EXERCISE GOAL:
Go through the entries below and copy each line containing the word "JSON".

(Dataset items)
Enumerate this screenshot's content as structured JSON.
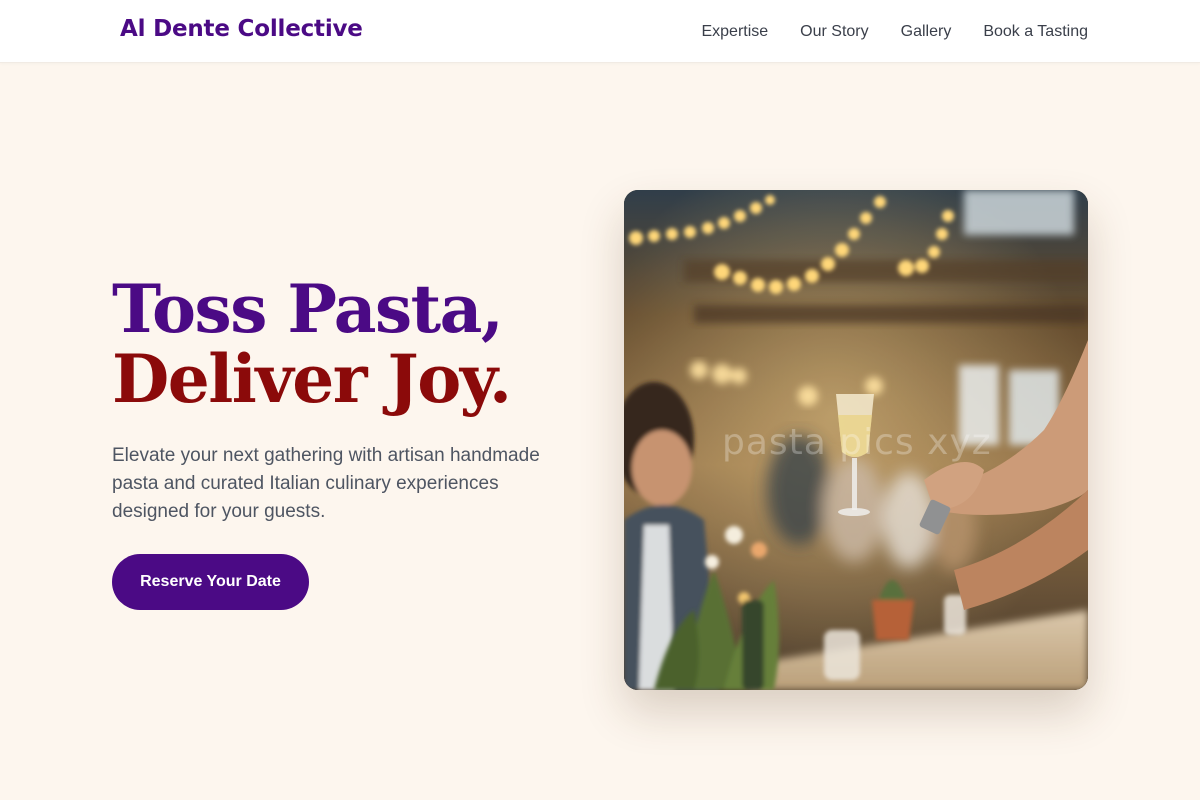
{
  "nav": {
    "brand": "Al Dente Collective",
    "links": [
      "Expertise",
      "Our Story",
      "Gallery",
      "Book a Tasting"
    ]
  },
  "hero": {
    "headline_line1": "Toss Pasta,",
    "headline_line2": "Deliver Joy.",
    "subtext": "Elevate your next gathering with artisan handmade pasta and curated Italian culinary experiences designed for your guests.",
    "cta_label": "Reserve Your Date"
  },
  "image": {
    "alt": "Guests raising champagne glasses at a long banquet table under string lights",
    "watermark": "pasta pics xyz"
  },
  "colors": {
    "brand_purple": "#4b0a85",
    "headline_red": "#8b0a0a",
    "page_background": "#fdf6ee",
    "body_text": "#4e5562"
  }
}
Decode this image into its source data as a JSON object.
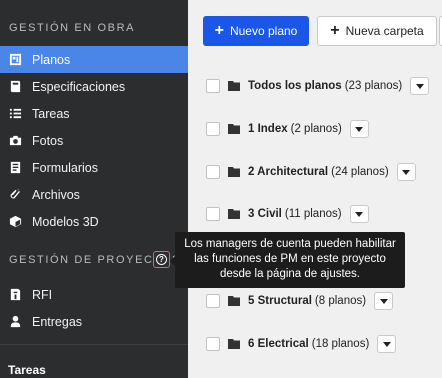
{
  "sidebar": {
    "section1_title": "GESTIÓN EN OBRA",
    "items": [
      {
        "label": "Planos",
        "icon": "blueprint-icon"
      },
      {
        "label": "Especificaciones",
        "icon": "book-icon"
      },
      {
        "label": "Tareas",
        "icon": "list-icon"
      },
      {
        "label": "Fotos",
        "icon": "camera-icon"
      },
      {
        "label": "Formularios",
        "icon": "form-icon"
      },
      {
        "label": "Archivos",
        "icon": "paperclip-icon"
      },
      {
        "label": "Modelos 3D",
        "icon": "cube-icon"
      }
    ],
    "section2_title": "GESTIÓN DE PROYECTOS",
    "project_items": [
      {
        "label": "RFI",
        "icon": "rfi-icon"
      },
      {
        "label": "Entregas",
        "icon": "person-icon"
      }
    ],
    "bottom_title": "Tareas",
    "active_color": "#4a86e8"
  },
  "toolbar": {
    "new_plan": "Nuevo plano",
    "new_folder": "Nueva carpeta",
    "primary_color": "#1a56e8"
  },
  "folders": [
    {
      "name": "Todos los planos",
      "count": "(23 planos)"
    },
    {
      "name": "1 Index",
      "count": "(2 planos)"
    },
    {
      "name": "2 Architectural",
      "count": "(24 planos)"
    },
    {
      "name": "3 Civil",
      "count": "(11 planos)"
    },
    {
      "name": "5 Structural",
      "count": "(8 planos)"
    },
    {
      "name": "6 Electrical",
      "count": "(18 planos)"
    }
  ],
  "tooltip": {
    "line1": "Los managers de cuenta pueden habilitar",
    "line2": "las funciones de PM en este proyecto",
    "line3": "desde la página de ajustes."
  }
}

WRITTEN SOLUTION:
Enumerate this screenshot's content as structured JSON.
Decode this image into its source data as a JSON object.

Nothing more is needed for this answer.